Material to process =
━━━━━━

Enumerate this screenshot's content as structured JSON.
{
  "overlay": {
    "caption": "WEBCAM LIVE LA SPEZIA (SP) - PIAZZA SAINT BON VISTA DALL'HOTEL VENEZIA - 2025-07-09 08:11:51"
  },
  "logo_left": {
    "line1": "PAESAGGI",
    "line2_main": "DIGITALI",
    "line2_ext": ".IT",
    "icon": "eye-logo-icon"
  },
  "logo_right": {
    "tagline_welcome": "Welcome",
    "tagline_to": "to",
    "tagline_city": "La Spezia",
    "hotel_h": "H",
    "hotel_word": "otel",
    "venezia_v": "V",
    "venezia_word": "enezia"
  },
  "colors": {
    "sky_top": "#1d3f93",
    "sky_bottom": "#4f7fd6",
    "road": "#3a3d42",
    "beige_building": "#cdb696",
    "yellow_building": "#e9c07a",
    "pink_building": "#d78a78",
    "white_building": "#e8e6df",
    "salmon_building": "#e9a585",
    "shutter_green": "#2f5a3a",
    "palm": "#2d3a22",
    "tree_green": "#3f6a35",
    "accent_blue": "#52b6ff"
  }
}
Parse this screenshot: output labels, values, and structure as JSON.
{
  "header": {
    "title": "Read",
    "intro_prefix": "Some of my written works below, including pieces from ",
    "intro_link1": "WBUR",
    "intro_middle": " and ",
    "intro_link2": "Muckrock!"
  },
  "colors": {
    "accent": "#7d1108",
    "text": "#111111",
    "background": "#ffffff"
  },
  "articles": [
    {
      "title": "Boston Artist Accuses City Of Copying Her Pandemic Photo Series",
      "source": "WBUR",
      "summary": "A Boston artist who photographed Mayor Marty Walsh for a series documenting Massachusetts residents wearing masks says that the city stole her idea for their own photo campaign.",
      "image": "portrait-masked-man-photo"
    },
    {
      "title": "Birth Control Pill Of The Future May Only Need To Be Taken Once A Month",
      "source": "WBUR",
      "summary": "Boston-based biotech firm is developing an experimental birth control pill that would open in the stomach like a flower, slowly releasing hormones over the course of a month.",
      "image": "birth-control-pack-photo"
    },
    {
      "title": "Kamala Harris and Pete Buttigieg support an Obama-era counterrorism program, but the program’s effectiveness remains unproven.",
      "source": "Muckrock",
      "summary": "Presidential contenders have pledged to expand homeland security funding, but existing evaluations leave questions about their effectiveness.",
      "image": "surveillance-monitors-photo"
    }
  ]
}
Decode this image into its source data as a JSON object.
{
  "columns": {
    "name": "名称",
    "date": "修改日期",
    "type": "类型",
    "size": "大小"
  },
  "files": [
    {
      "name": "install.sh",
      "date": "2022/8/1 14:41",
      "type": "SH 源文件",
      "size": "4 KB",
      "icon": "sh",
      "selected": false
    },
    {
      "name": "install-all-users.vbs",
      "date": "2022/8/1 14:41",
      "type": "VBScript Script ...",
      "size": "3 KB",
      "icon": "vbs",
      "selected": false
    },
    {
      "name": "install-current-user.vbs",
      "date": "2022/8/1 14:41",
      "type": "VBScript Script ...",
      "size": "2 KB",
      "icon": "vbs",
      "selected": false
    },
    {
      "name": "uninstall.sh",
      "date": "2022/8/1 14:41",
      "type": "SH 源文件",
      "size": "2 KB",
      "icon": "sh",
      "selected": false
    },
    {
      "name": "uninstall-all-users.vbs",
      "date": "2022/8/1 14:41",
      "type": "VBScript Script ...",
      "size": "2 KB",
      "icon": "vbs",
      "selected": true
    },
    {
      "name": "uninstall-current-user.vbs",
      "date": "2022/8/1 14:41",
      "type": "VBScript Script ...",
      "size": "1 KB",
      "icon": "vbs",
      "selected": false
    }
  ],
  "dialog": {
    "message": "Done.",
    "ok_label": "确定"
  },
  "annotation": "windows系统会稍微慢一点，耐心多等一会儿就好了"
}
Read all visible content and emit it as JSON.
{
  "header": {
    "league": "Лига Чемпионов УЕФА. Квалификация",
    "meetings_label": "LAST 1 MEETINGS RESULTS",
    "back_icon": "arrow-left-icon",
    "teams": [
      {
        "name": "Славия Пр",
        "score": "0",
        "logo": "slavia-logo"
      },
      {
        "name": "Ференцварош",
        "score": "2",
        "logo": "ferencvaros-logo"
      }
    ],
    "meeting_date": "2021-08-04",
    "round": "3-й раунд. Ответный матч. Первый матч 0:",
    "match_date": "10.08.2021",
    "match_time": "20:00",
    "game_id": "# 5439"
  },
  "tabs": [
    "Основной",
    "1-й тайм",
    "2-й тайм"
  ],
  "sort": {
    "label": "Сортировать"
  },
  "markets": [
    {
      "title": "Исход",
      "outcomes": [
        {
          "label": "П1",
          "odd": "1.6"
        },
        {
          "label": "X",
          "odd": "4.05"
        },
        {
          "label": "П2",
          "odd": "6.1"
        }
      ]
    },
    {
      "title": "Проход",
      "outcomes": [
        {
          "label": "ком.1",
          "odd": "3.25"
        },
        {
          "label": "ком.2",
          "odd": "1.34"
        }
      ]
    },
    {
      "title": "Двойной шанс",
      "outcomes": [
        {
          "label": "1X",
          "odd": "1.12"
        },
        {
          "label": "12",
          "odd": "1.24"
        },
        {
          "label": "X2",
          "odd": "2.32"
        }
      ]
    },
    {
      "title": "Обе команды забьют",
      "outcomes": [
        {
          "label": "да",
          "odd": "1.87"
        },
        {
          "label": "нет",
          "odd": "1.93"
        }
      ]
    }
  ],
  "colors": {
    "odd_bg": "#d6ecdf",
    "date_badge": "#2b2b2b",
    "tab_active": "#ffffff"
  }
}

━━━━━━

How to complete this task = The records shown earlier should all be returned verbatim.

Response to the task =
Enumerate this screenshot's content as structured JSON.
{
  "overlay": {
    "caption": "WEBCAM LIVE LA SPEZIA (SP) - PIAZZA SAINT BON VISTA DALL'HOTEL VENEZIA - 2025-07-09 08:11:51"
  },
  "logo_left": {
    "line1": "PAESAGGI",
    "line2_main": "DIGITALI",
    "line2_ext": ".IT",
    "icon": "eye-logo-icon"
  },
  "logo_right": {
    "tagline_welcome": "Welcome",
    "tagline_to": "to",
    "tagline_city": "La Spezia",
    "hotel_h": "H",
    "hotel_word": "otel",
    "venezia_v": "V",
    "venezia_word": "enezia"
  },
  "colors": {
    "sky_top": "#1d3f93",
    "sky_bottom": "#4f7fd6",
    "road": "#3a3d42",
    "beige_building": "#cdb696",
    "yellow_building": "#e9c07a",
    "pink_building": "#d78a78",
    "white_building": "#e8e6df",
    "salmon_building": "#e9a585",
    "shutter_green": "#2f5a3a",
    "palm": "#2d3a22",
    "tree_green": "#3f6a35",
    "accent_blue": "#52b6ff"
  }
}
Parse this screenshot: output labels, values, and structure as JSON.
{
  "header": {
    "title": "Read",
    "intro_prefix": "Some of my written works below, including pieces from ",
    "intro_link1": "WBUR",
    "intro_middle": " and ",
    "intro_link2": "Muckrock!"
  },
  "colors": {
    "accent": "#7d1108",
    "text": "#111111",
    "background": "#ffffff"
  },
  "articles": [
    {
      "title": "Boston Artist Accuses City Of Copying Her Pandemic Photo Series",
      "source": "WBUR",
      "summary": "A Boston artist who photographed Mayor Marty Walsh for a series documenting Massachusetts residents wearing masks says that the city stole her idea for their own photo campaign.",
      "image": "portrait-masked-man-photo"
    },
    {
      "title": "Birth Control Pill Of The Future May Only Need To Be Taken Once A Month",
      "source": "WBUR",
      "summary": "Boston-based biotech firm is developing an experimental birth control pill that would open in the stomach like a flower, slowly releasing hormones over the course of a month.",
      "image": "birth-control-pack-photo"
    },
    {
      "title": "Kamala Harris and Pete Buttigieg support an Obama-era counterrorism program, but the program’s effectiveness remains unproven.",
      "source": "Muckrock",
      "summary": "Presidential contenders have pledged to expand homeland security funding, but existing evaluations leave questions about their effectiveness.",
      "image": "surveillance-monitors-photo"
    }
  ]
}
Decode this image into its source data as a JSON object.
{
  "columns": {
    "name": "名称",
    "date": "修改日期",
    "type": "类型",
    "size": "大小"
  },
  "files": [
    {
      "name": "install.sh",
      "date": "2022/8/1 14:41",
      "type": "SH 源文件",
      "size": "4 KB",
      "icon": "sh",
      "selected": false
    },
    {
      "name": "install-all-users.vbs",
      "date": "2022/8/1 14:41",
      "type": "VBScript Script ...",
      "size": "3 KB",
      "icon": "vbs",
      "selected": false
    },
    {
      "name": "install-current-user.vbs",
      "date": "2022/8/1 14:41",
      "type": "VBScript Script ...",
      "size": "2 KB",
      "icon": "vbs",
      "selected": false
    },
    {
      "name": "uninstall.sh",
      "date": "2022/8/1 14:41",
      "type": "SH 源文件",
      "size": "2 KB",
      "icon": "sh",
      "selected": false
    },
    {
      "name": "uninstall-all-users.vbs",
      "date": "2022/8/1 14:41",
      "type": "VBScript Script ...",
      "size": "2 KB",
      "icon": "vbs",
      "selected": true
    },
    {
      "name": "uninstall-current-user.vbs",
      "date": "2022/8/1 14:41",
      "type": "VBScript Script ...",
      "size": "1 KB",
      "icon": "vbs",
      "selected": false
    }
  ],
  "dialog": {
    "message": "Done.",
    "ok_label": "确定"
  },
  "annotation": "windows系统会稍微慢一点，耐心多等一会儿就好了"
}
Read all visible content and emit it as JSON.
{
  "header": {
    "league": "Лига Чемпионов УЕФА. Квалификация",
    "meetings_label": "LAST 1 MEETINGS RESULTS",
    "back_icon": "arrow-left-icon",
    "teams": [
      {
        "name": "Славия Пр",
        "score": "0",
        "logo": "slavia-logo"
      },
      {
        "name": "Ференцварош",
        "score": "2",
        "logo": "ferencvaros-logo"
      }
    ],
    "meeting_date": "2021-08-04",
    "round": "3-й раунд. Ответный матч. Первый матч 0:",
    "match_date": "10.08.2021",
    "match_time": "20:00",
    "game_id": "# 5439"
  },
  "tabs": [
    "Основной",
    "1-й тайм",
    "2-й тайм"
  ],
  "sort": {
    "label": "Сортировать"
  },
  "markets": [
    {
      "title": "Исход",
      "outcomes": [
        {
          "label": "П1",
          "odd": "1.6"
        },
        {
          "label": "X",
          "odd": "4.05"
        },
        {
          "label": "П2",
          "odd": "6.1"
        }
      ]
    },
    {
      "title": "Проход",
      "outcomes": [
        {
          "label": "ком.1",
          "odd": "3.25"
        },
        {
          "label": "ком.2",
          "odd": "1.34"
        }
      ]
    },
    {
      "title": "Двойной шанс",
      "outcomes": [
        {
          "label": "1X",
          "odd": "1.12"
        },
        {
          "label": "12",
          "odd": "1.24"
        },
        {
          "label": "X2",
          "odd": "2.32"
        }
      ]
    },
    {
      "title": "Обе команды забьют",
      "outcomes": [
        {
          "label": "да",
          "odd": "1.87"
        },
        {
          "label": "нет",
          "odd": "1.93"
        }
      ]
    }
  ],
  "colors": {
    "odd_bg": "#d6ecdf",
    "date_badge": "#2b2b2b",
    "tab_active": "#ffffff"
  }
}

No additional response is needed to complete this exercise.